If you’re a single parent, you may feel burdened with all the responsibilities on your plate, and you might think that with one income, it’s impossible for you and your family to have a house of your own. Well - it may be tough, but it’s definitely not impossible. There are several proactive ways for you to get the house you want for your family, so lighten up! Here’s a 5-step guide that can help you with that:
1. Determine your budget.
For a single parent, a budget is the first thing you must put in order before looking for a home. If you’re a newly single parent who is used to two incomes, you may need more time to adjust to your new life.
Don’t rush into it and don’t feel pressured into making several decisions all at the same time. Ease into your plan of purchasing a home, and start making a detailed budget. The goal is to find out how much more you can shell out for monthly mortgage payments while also paying for your current monthly dues such as utilities, car payments, school tuition fees, etc.
Once you’ve done the hard part of listing down all your monthly expenses and figuring out how to cover them with a single income, planning how to get a house will be a lot easier since you’ll know exactly how much you can allot for your mortgage loan every month.
And, when you do purchase a house, you also have to take into account the expenses of maintaining it. A free budget planning worksheet by Bankrate can help you with accounting and tracking of your expenses.
2. Be familiar with available assistance.
Acquaint yourself with The U.S. Department of Agriculture (USDA) and the Federal Housing Administration (FHA) programs that aid one-income households in buying their own homes.
USDA loans are especially useful if you’re buying a house in rural areas or counties. USDA also has a program catered for single-parent families, known as Section 502 Direct Loan Program, which offers payment assistance through a subsidy that reduces the mortgage payment amount for a short time so that you can increase your ability to repay. FHA, on the other hand, could give you loans that require you to provide just 3.5 percent of the down payment instead of the usual 5 percent.

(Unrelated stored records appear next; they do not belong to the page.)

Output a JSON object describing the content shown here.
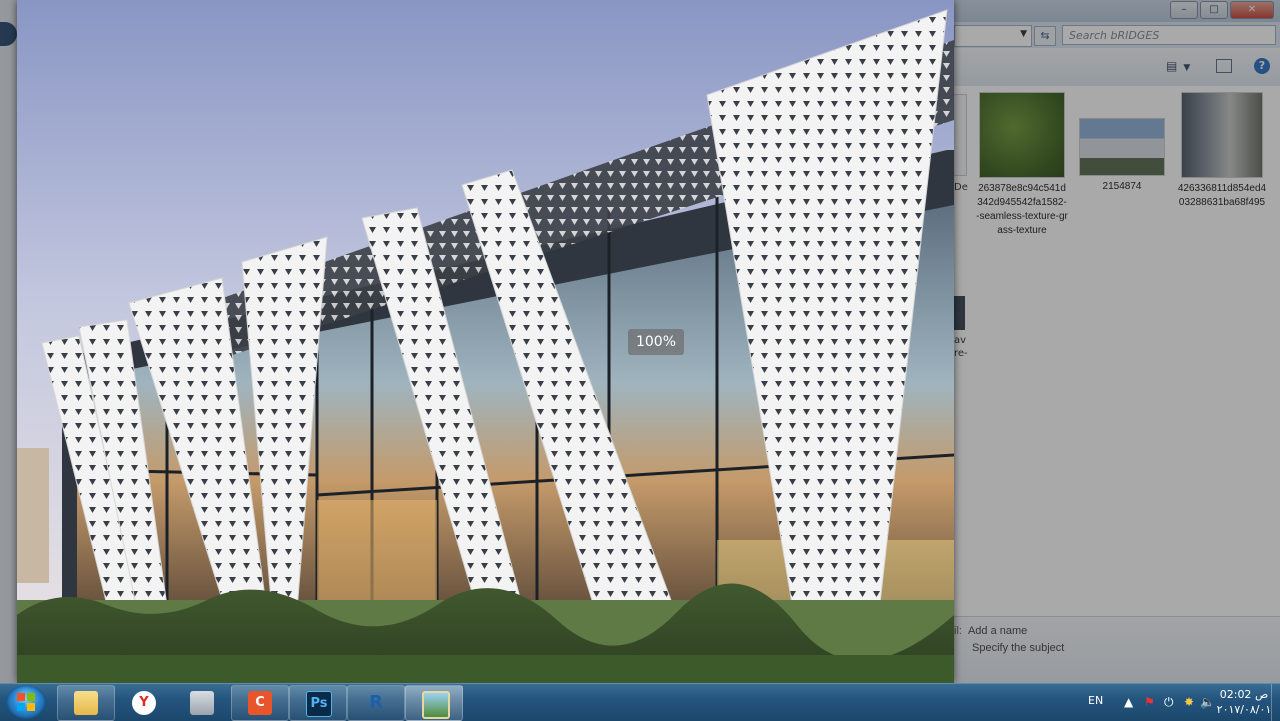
{
  "explorer": {
    "search_placeholder": "Search bRIDGES",
    "help_label": "?",
    "files": [
      {
        "name": "263878e8c94c541d342d945542fa1582--seamless-texture-grass-texture",
        "thumb": "grass"
      },
      {
        "name": "2154874",
        "thumb": "building-white"
      },
      {
        "name": "426336811d854ed403288631ba68f495",
        "thumb": "building-grey"
      }
    ],
    "partial_label": "De",
    "partial_label2": "av\nre-",
    "details": {
      "authors_label": "il:",
      "authors_value": "Add a name",
      "subject_value": "Specify the subject"
    }
  },
  "viewer": {
    "zoom_label": "100%"
  },
  "taskbar": {
    "apps": [
      {
        "name": "explorer",
        "icon": "folder-icon",
        "label": ""
      },
      {
        "name": "yandex",
        "icon": "yandex-browser-icon",
        "label": "Y"
      },
      {
        "name": "calculator",
        "icon": "calculator-icon",
        "label": ""
      },
      {
        "name": "camtasia",
        "icon": "camtasia-icon",
        "label": "C"
      },
      {
        "name": "photoshop",
        "icon": "photoshop-icon",
        "label": "Ps"
      },
      {
        "name": "revit",
        "icon": "revit-icon",
        "label": "R"
      },
      {
        "name": "photo-viewer",
        "icon": "photo-viewer-icon",
        "label": ""
      }
    ],
    "language": "EN",
    "time": "02:02 ص",
    "date": "٢٠١٧/٠٨/٠١"
  },
  "colors": {
    "taskbar": "#24557e",
    "sky_top": "#8d9bc8",
    "sky_bottom": "#e9e3e4",
    "panel": "#f2f2f2",
    "hedge": "#4f6b3a"
  }
}
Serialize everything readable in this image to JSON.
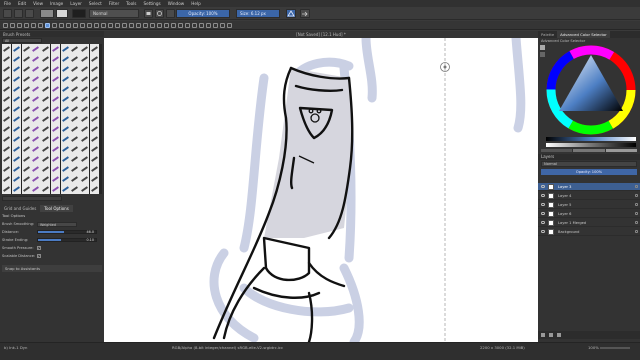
{
  "menu": [
    "File",
    "Edit",
    "View",
    "Image",
    "Layer",
    "Select",
    "Filter",
    "Tools",
    "Settings",
    "Window",
    "Help"
  ],
  "toolbar": {
    "blend_mode": "Normal",
    "opacity_label": "Opacity: 100%",
    "size_label": "Size: 6.12 px"
  },
  "document": {
    "title": "[Not Saved] [12.1 Hud] *"
  },
  "brush_presets": {
    "title": "Brush Presets",
    "filter_label": "All"
  },
  "left_tabs": [
    "Grid and Guides",
    "Tool Options"
  ],
  "tool_options": {
    "title": "Tool Options",
    "rows": [
      {
        "label": "Brush Smoothing:",
        "value": "Weighted"
      },
      {
        "label": "Distance:",
        "value": "46.0"
      },
      {
        "label": "Stroke Ending:",
        "value": "0.10"
      },
      {
        "label": "Smooth Pressure:",
        "value": "✓"
      },
      {
        "label": "Scalable Distance:",
        "value": "✓"
      }
    ],
    "snap_label": "Snap to Assistants"
  },
  "right_tabs": [
    "Palette",
    "Advanced Color Selector"
  ],
  "color_selector": {
    "title": "Advanced Color Selector",
    "accent": "#4d7fc4"
  },
  "layers": {
    "title": "Layers",
    "blend_mode": "Normal",
    "opacity_label": "Opacity: 100%",
    "items": [
      {
        "name": "Layer 3",
        "selected": true
      },
      {
        "name": "Layer 4",
        "selected": false
      },
      {
        "name": "Layer 5",
        "selected": false
      },
      {
        "name": "Layer 6",
        "selected": false
      },
      {
        "name": "Layer 1 Merged",
        "selected": false
      },
      {
        "name": "Background",
        "selected": false
      }
    ]
  },
  "status": {
    "tool": "b) Ink-1 Dyn",
    "color_space": "RGB/Alpha (8-bit integer/channel)  sRGB-elle-V2-srgbtrc.icc",
    "image_size": "2200 x 3000 (32.1 MiB)",
    "zoom": "100%"
  }
}
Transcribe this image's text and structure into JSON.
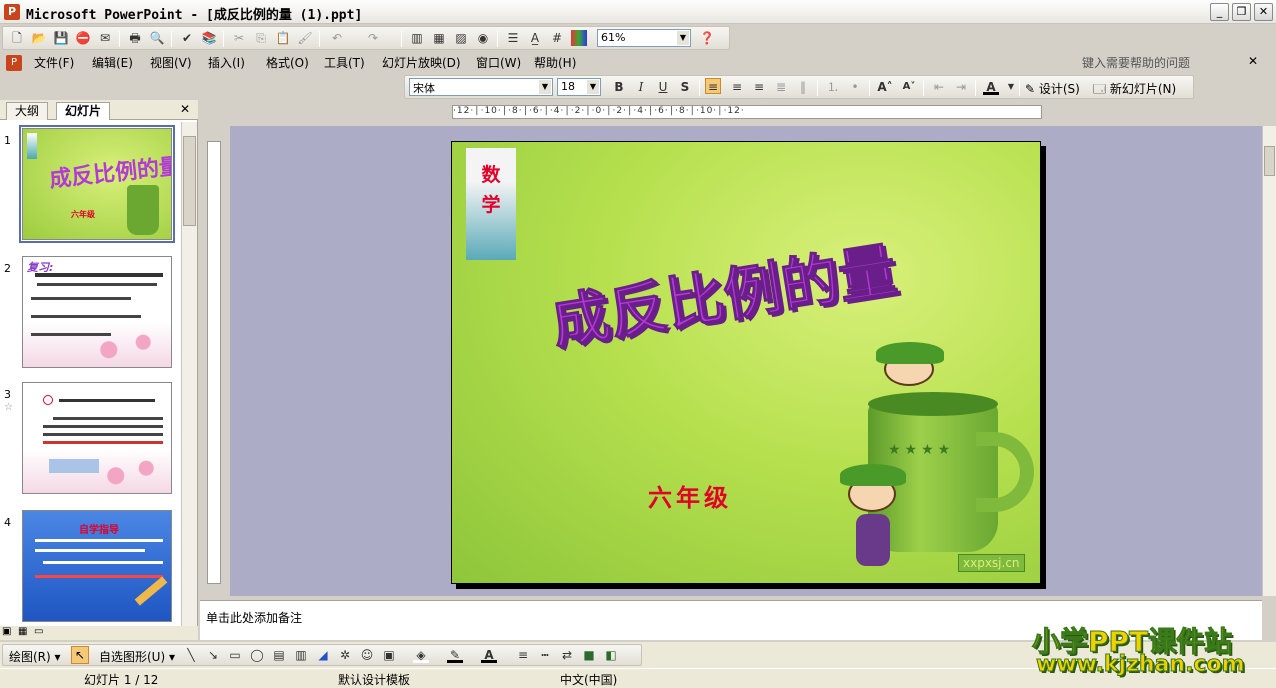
{
  "window": {
    "title": "Microsoft PowerPoint - [成反比例的量 (1).ppt]",
    "app_icon": "P"
  },
  "toolbar": {
    "zoom": "61%"
  },
  "menu": {
    "items": [
      "文件(F)",
      "编辑(E)",
      "视图(V)",
      "插入(I)",
      "格式(O)",
      "工具(T)",
      "幻灯片放映(D)",
      "窗口(W)",
      "帮助(H)"
    ],
    "help_placeholder": "键入需要帮助的问题"
  },
  "format": {
    "font": "宋体",
    "size": "18",
    "design_label": "设计(S)",
    "new_slide_label": "新幻灯片(N)"
  },
  "panes": {
    "tab_outline": "大纲",
    "tab_slides": "幻灯片"
  },
  "thumbnails": [
    {
      "num": "1"
    },
    {
      "num": "2"
    },
    {
      "num": "3"
    },
    {
      "num": "4"
    }
  ],
  "slide": {
    "subject": "数学",
    "title": "成反比例的量",
    "grade": "六年级",
    "watermark": "xxpxsj.cn"
  },
  "notes": {
    "placeholder": "单击此处添加备注"
  },
  "drawing": {
    "draw_label": "绘图(R)",
    "autoshape_label": "自选图形(U)"
  },
  "status": {
    "slide_count": "幻灯片 1 / 12",
    "template": "默认设计模板",
    "language": "中文(中国)"
  },
  "watermark_site": {
    "line1": "小学PPT课件站",
    "line2": "www.kjzhan.com"
  },
  "colors": {
    "accent": "#5a6fa6",
    "wordart": "#b43ad6",
    "red_text": "#e0002a",
    "slide_green": "#b6e04e"
  }
}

If you happen to be a veteran or in the military, there’s a VA loan with the option of no money down plus a string of other benefits. Check with your state’s local government housing offices if they offer programs that let you just give a 3.5 percent rate on the down payment and the closing. If you’re planning to avail yourself of these programs, you have to make sure to find a lender that is certified to offer these programs. Ask your agent about it and work through it together.
3. Sort out credit issues.
If you have credit issues or you do not have a credit history of your own, there are loan programs backed by the government that are flexible on credit and even exempt you from waiting periods associated with bankruptcy or foreclosure.
These type of loans, which you can have access to through the FHA and USDA, allow you to create a credit history through other sources such as the bills you pay monthly - rent, utilities, and insurance premium payments, given that you have a minimum of a year in good standing on those accounts.
4. Use your first-time home buyer status to your advantage.
The U.S. Department of Housing and Urban Development (HUD) has a reference guide which you can check if you qualify as a first-time homebuyer.
If you qualify as one, hone in on HUD’s resource list so you can familiarize yourself with organizations certified by HUD to grant assistance to first-time homebuyers. Take note that there are also tax benefits for being a homebuyer (whether it’s your first time or not) such as deductions on home mortgage interest and loan origination fees.
5. Make a list of your family’s preferences in a home.
Time is another valuable resource, and you can save so much of it when you make a list of preferences for your home. How many bedrooms does your family need? Are schools and hospitals within the area? Does it have to be near your workplace?
Carefully assess what you need in a home based on your family’s lifestyle, and make sure to include your children if they’re old enough to help you decide. This doesn’t mean that you have to consult them every time you look at a home - just make sure that you show them their new potential home before you make your final decision to purchase it. Kids are often averse to change, especially if you’re relocating to a place they’re not familiar with, so it’s always best to make sure they’re more excited than scared. Having them weigh in on your decisions will be really helpful in the long run.